*** Supplied material Section Begins ***

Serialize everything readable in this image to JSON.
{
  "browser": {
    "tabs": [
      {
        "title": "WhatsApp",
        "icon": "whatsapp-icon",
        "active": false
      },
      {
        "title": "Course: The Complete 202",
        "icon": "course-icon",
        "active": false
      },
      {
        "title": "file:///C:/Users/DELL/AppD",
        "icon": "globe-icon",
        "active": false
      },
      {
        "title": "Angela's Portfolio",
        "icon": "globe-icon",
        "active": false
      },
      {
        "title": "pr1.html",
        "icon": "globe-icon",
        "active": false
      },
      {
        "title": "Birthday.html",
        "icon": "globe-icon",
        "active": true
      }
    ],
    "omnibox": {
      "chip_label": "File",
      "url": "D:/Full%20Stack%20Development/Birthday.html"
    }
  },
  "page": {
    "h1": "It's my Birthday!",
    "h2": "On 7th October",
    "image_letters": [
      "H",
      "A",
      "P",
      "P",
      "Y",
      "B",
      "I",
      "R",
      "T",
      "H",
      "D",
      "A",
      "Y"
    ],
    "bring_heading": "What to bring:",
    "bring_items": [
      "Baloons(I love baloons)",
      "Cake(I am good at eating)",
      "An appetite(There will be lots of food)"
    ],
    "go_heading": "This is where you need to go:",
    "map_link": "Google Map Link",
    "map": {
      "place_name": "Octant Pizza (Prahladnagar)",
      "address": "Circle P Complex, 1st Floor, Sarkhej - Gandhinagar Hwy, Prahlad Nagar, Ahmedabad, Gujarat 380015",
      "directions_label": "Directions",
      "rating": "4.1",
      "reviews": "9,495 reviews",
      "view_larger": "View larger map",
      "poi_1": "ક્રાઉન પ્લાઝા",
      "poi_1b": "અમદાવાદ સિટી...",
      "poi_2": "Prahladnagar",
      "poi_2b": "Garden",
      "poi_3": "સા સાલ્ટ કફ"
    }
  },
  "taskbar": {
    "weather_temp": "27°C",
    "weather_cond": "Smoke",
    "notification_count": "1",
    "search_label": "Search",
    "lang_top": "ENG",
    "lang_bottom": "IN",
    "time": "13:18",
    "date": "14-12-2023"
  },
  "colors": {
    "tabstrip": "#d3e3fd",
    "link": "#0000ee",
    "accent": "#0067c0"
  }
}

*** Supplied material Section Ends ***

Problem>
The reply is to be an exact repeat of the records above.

Response to this exercise>
Serialize everything readable in this image to JSON.
{
  "browser": {
    "tabs": [
      {
        "title": "WhatsApp",
        "icon": "whatsapp-icon",
        "active": false
      },
      {
        "title": "Course: The Complete 202",
        "icon": "course-icon",
        "active": false
      },
      {
        "title": "file:///C:/Users/DELL/AppD",
        "icon": "globe-icon",
        "active": false
      },
      {
        "title": "Angela's Portfolio",
        "icon": "globe-icon",
        "active": false
      },
      {
        "title": "pr1.html",
        "icon": "globe-icon",
        "active": false
      },
      {
        "title": "Birthday.html",
        "icon": "globe-icon",
        "active": true
      }
    ],
    "omnibox": {
      "chip_label": "File",
      "url": "D:/Full%20Stack%20Development/Birthday.html"
    }
  },
  "page": {
    "h1": "It's my Birthday!",
    "h2": "On 7th October",
    "image_letters": [
      "H",
      "A",
      "P",
      "P",
      "Y",
      "B",
      "I",
      "R",
      "T",
      "H",
      "D",
      "A",
      "Y"
    ],
    "bring_heading": "What to bring:",
    "bring_items": [
      "Baloons(I love baloons)",
      "Cake(I am good at eating)",
      "An appetite(There will be lots of food)"
    ],
    "go_heading": "This is where you need to go:",
    "map_link": "Google Map Link",
    "map": {
      "place_name": "Octant Pizza (Prahladnagar)",
      "address": "Circle P Complex, 1st Floor, Sarkhej - Gandhinagar Hwy, Prahlad Nagar, Ahmedabad, Gujarat 380015",
      "directions_label": "Directions",
      "rating": "4.1",
      "reviews": "9,495 reviews",
      "view_larger": "View larger map",
      "poi_1": "ક્રાઉન પ્લાઝા",
      "poi_1b": "અમદાવાદ સિટી...",
      "poi_2": "Prahladnagar",
      "poi_2b": "Garden",
      "poi_3": "સા સાલ્ટ કફ"
    }
  },
  "taskbar": {
    "weather_temp": "27°C",
    "weather_cond": "Smoke",
    "notification_count": "1",
    "search_label": "Search",
    "lang_top": "ENG",
    "lang_bottom": "IN",
    "time": "13:18",
    "date": "14-12-2023"
  },
  "colors": {
    "tabstrip": "#d3e3fd",
    "link": "#0000ee",
    "accent": "#0067c0"
  }
}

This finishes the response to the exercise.